▸ Action item
Every entry below should be repeated exactly; the pictures should not.

--

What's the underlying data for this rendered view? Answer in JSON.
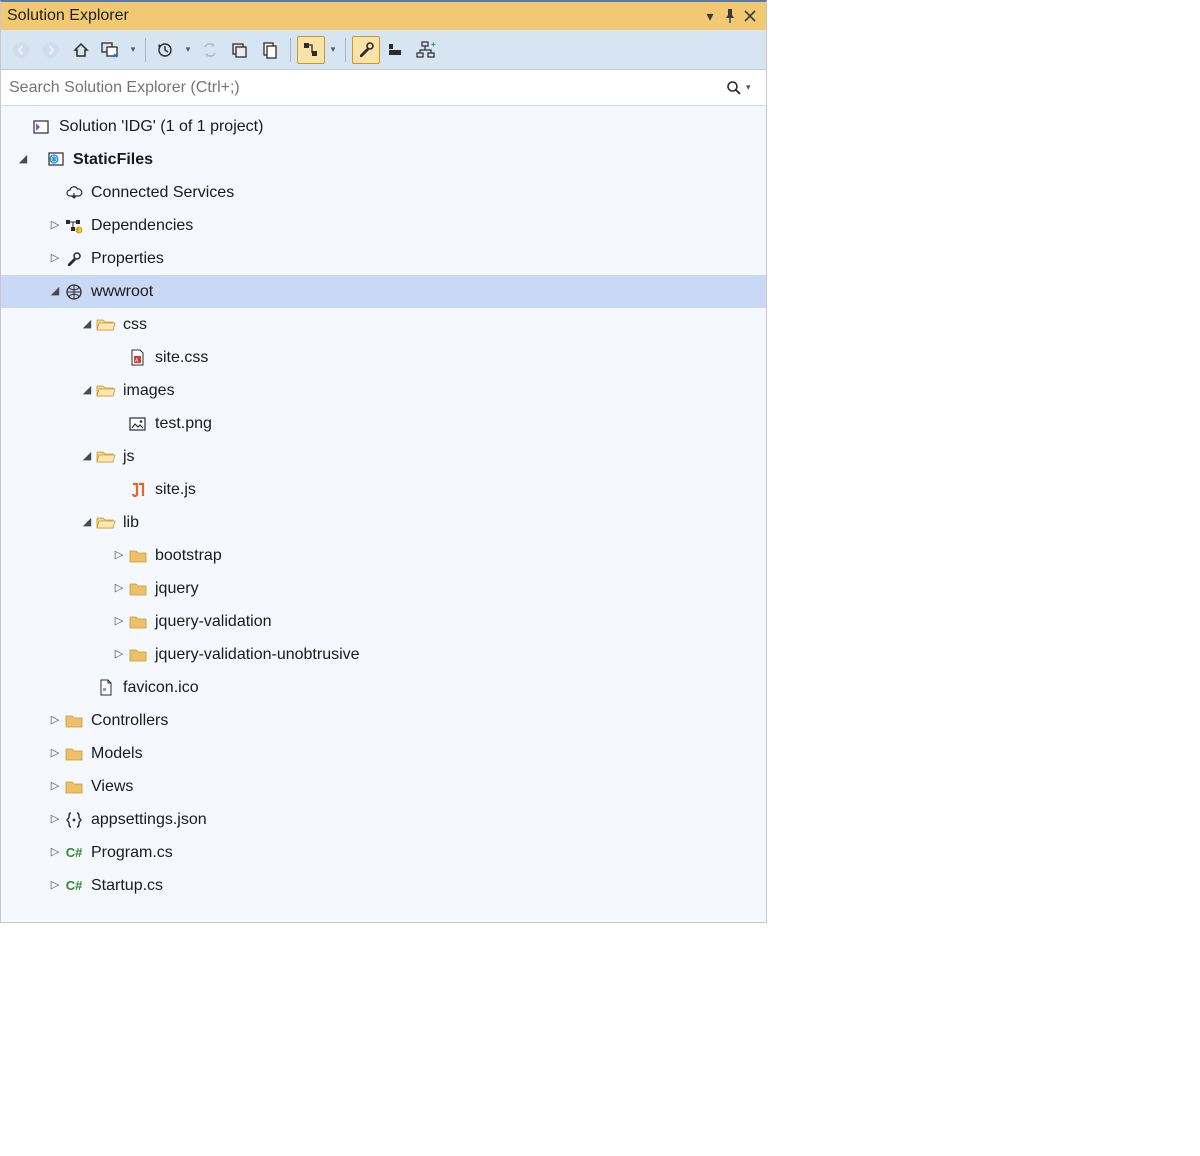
{
  "title": "Solution Explorer",
  "search": {
    "placeholder": "Search Solution Explorer (Ctrl+;)"
  },
  "solution": {
    "label": "Solution 'IDG' (1 of 1 project)",
    "project": {
      "label": "StaticFiles",
      "connected_services": "Connected Services",
      "dependencies": "Dependencies",
      "properties": "Properties",
      "wwwroot": {
        "label": "wwwroot",
        "css": {
          "label": "css",
          "file": "site.css"
        },
        "images": {
          "label": "images",
          "file": "test.png"
        },
        "js": {
          "label": "js",
          "file": "site.js"
        },
        "lib": {
          "label": "lib",
          "items": [
            "bootstrap",
            "jquery",
            "jquery-validation",
            "jquery-validation-unobtrusive"
          ]
        },
        "favicon": "favicon.ico"
      },
      "controllers": "Controllers",
      "models": "Models",
      "views": "Views",
      "appsettings": "appsettings.json",
      "program": "Program.cs",
      "startup": "Startup.cs"
    }
  }
}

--

▸ Solution to the exercise
What's the underlying data for this rendered view? Answer in JSON.
{
  "title": "Solution Explorer",
  "search": {
    "placeholder": "Search Solution Explorer (Ctrl+;)"
  },
  "solution": {
    "label": "Solution 'IDG' (1 of 1 project)",
    "project": {
      "label": "StaticFiles",
      "connected_services": "Connected Services",
      "dependencies": "Dependencies",
      "properties": "Properties",
      "wwwroot": {
        "label": "wwwroot",
        "css": {
          "label": "css",
          "file": "site.css"
        },
        "images": {
          "label": "images",
          "file": "test.png"
        },
        "js": {
          "label": "js",
          "file": "site.js"
        },
        "lib": {
          "label": "lib",
          "items": [
            "bootstrap",
            "jquery",
            "jquery-validation",
            "jquery-validation-unobtrusive"
          ]
        },
        "favicon": "favicon.ico"
      },
      "controllers": "Controllers",
      "models": "Models",
      "views": "Views",
      "appsettings": "appsettings.json",
      "program": "Program.cs",
      "startup": "Startup.cs"
    }
  }
}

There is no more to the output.